Rochester is a small but vibrant town, on the main highway north heading to Echuca. The highway is busy and this gives the town a hectic feeling. Rochester is also a heritage focused town.
The area around the Campaspe River was known as Yalooka, and for thousands of years was home to the Pinpandoor, the local tribe of Aboriginees.
Rochester (via Rowechester) was named after Dr John Pearson Rowe, who had a hotel here before the township was gazetted in 1855. The Post Office opened on 11 May 1863 and the town was reached by the railway line from Bendigo in 1864.
The town is famous as the birthplace in 1904 of Australian racing and endurance cyclist, Sir Hubert Opperman, affectionately known as Oppy. There is a museum dedicated to Oppy in Moore Street, and a statue of him winning the 24-hour endurance race Paris in 1928. On his 90th birthday Oppy donated one of his trusty Malvern Star bicycles to the museum.

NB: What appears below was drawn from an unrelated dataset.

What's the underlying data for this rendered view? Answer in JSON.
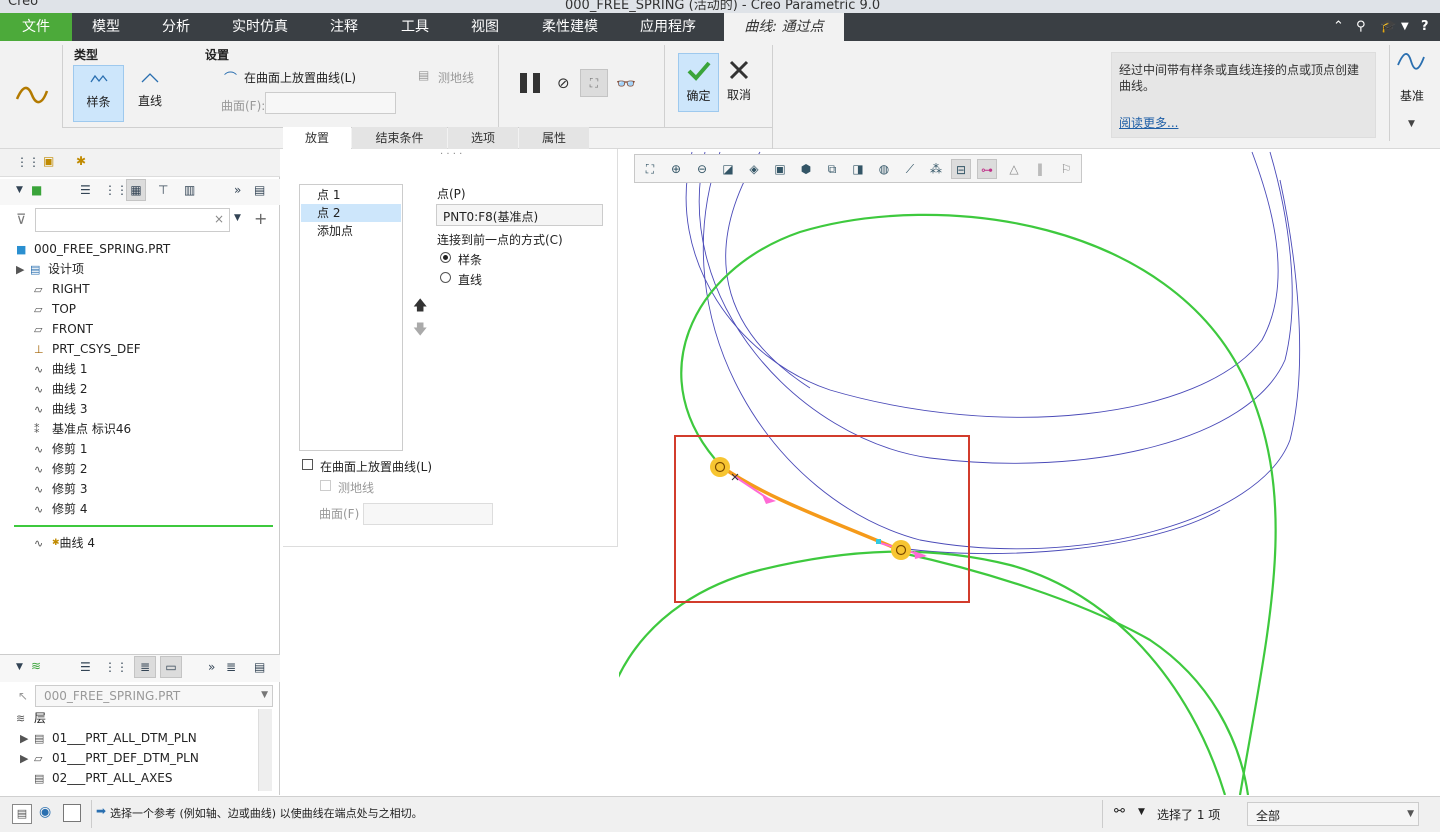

Agriculture plays an important part in the economy of Rochester. Primary agriculture includes dairy, tomatoes, cattle and sheep. There are also some grain and seed farms. The Devondale (dairy processing) factory is a large employer, and there are several other smaller industries.